The Western Australian Planning Commission holds special public meetings to determine applications for significant development.  People can attend these meetings in person or virtually via a Zoom link.  

The order of business is set out in the meeting agenda published on the Department’s website at least 5 business days prior.

How can I present at a Western Australian Planning Commission meeting?

Applications to make a presentation at a Western Australian Planning Commission meeting are to be made in writing using the application form on the Agendas and minutes page. Forms must be submitted no later than 2pm three (3) business days before the meeting.

What decisions can the Western Australian Planning Commission make?

The Western Australian Planning Commission may make one of the following decisions:

  • approve the application
  • approve the application subject to conditions
  • refuse the application.

Will the Western Australian Planning Commission’s determination be publicly available?

Yes. Information will be published on the Department website including:

  • the significant development determination decision including reasons
  • where the matter is deemed to be of significant public interest, a broad public statement may also be made
  • unconfirmed minutes of Western Australian Planning Commission meetings are also available within 10 business days of the meeting.

Is the decision of the Western Australian Planning Commission final?

Once the Western Australian Planning Commission has made a determination, the applicant may request that the determination is reviewed through the State Administrative Tribunal.

Who is responsible for administering any conditions of approval on an application?

The Department of Planning, Lands and Heritage, on behalf of the Western Australian Planning Commission, works with the applicant and relevant regulatory agencies to ensure all conditions are met following approval.

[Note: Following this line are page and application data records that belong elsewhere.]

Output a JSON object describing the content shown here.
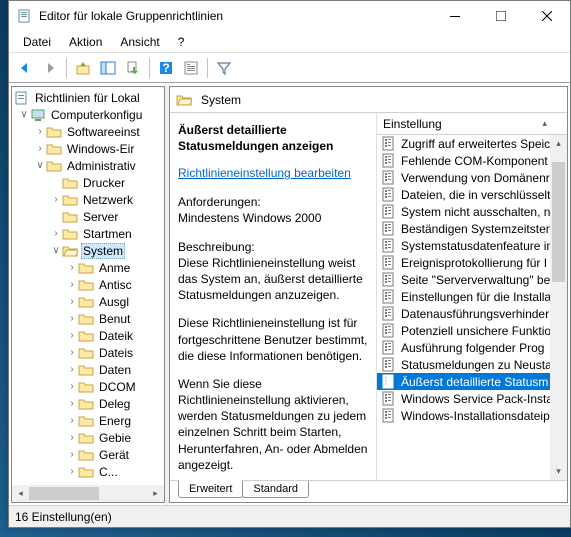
{
  "window": {
    "title": "Editor für lokale Gruppenrichtlinien"
  },
  "menu": {
    "file": "Datei",
    "action": "Aktion",
    "view": "Ansicht",
    "help": "?"
  },
  "tree": {
    "root": "Richtlinien für Lokal",
    "computer": "Computerkonfigu",
    "software": "Softwareeinst",
    "windows": "Windows-Eir",
    "admin": "Administrativ",
    "printer": "Drucker",
    "network": "Netzwerk",
    "server": "Server",
    "startmenu": "Startmen",
    "system": "System",
    "children": [
      "Anme",
      "Antisc",
      "Ausgl",
      "Benut",
      "Dateik",
      "Dateis",
      "Daten",
      "DCOM",
      "Deleg",
      "Energ",
      "Gebie",
      "Gerät",
      "C..."
    ]
  },
  "right": {
    "heading": "System",
    "detail": {
      "title": "Äußerst detaillierte Statusmeldungen anzeigen",
      "edit_link": "Richtlinieneinstellung bearbeiten",
      "req_label": "Anforderungen:",
      "req_text": "Mindestens Windows 2000",
      "desc_label": "Beschreibung:",
      "desc1": "Diese Richtlinieneinstellung weist das System an, äußerst detaillierte Statusmeldungen anzuzeigen.",
      "desc2": "Diese Richtlinieneinstellung ist für fortgeschrittene Benutzer bestimmt, die diese Informationen benötigen.",
      "desc3": "Wenn Sie diese Richtlinieneinstellung aktivieren, werden Statusmeldungen zu jedem einzelnen Schritt beim Starten, Herunterfahren, An- oder Abmelden angezeigt."
    },
    "list_header": "Einstellung",
    "items": [
      "Zugriff auf erweitertes Speic",
      "Fehlende COM-Komponent",
      "Verwendung von Domänenr",
      "Dateien, die in verschlüsselt",
      "System nicht ausschalten, n",
      "Beständigen Systemzeitsten",
      "Systemstatusdatenfeature in",
      "Ereignisprotokollierung für I",
      "Seite \"Serververwaltung\" be",
      "Einstellungen für die Installa",
      "Datenausführungsverhinder",
      "Potenziell unsichere Funktio",
      "Ausführung folgender Prog",
      "Statusmeldungen zu Neusta",
      "Äußerst detaillierte Statusm",
      "Windows Service Pack-Insta",
      "Windows-Installationsdateip"
    ],
    "selected_index": 14
  },
  "tabs": {
    "extended": "Erweitert",
    "standard": "Standard"
  },
  "status": "16 Einstellung(en)"
}
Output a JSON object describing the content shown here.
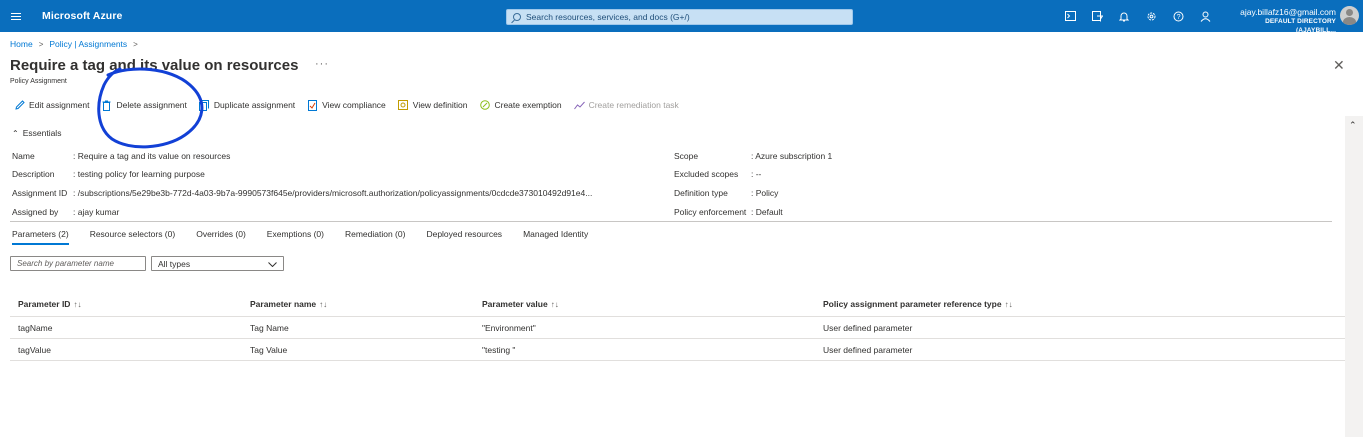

This includes any conditions that need to be satisfied prior to construction commencing as well as others over the life of the approval.
 

Page reviewed 11 May 2022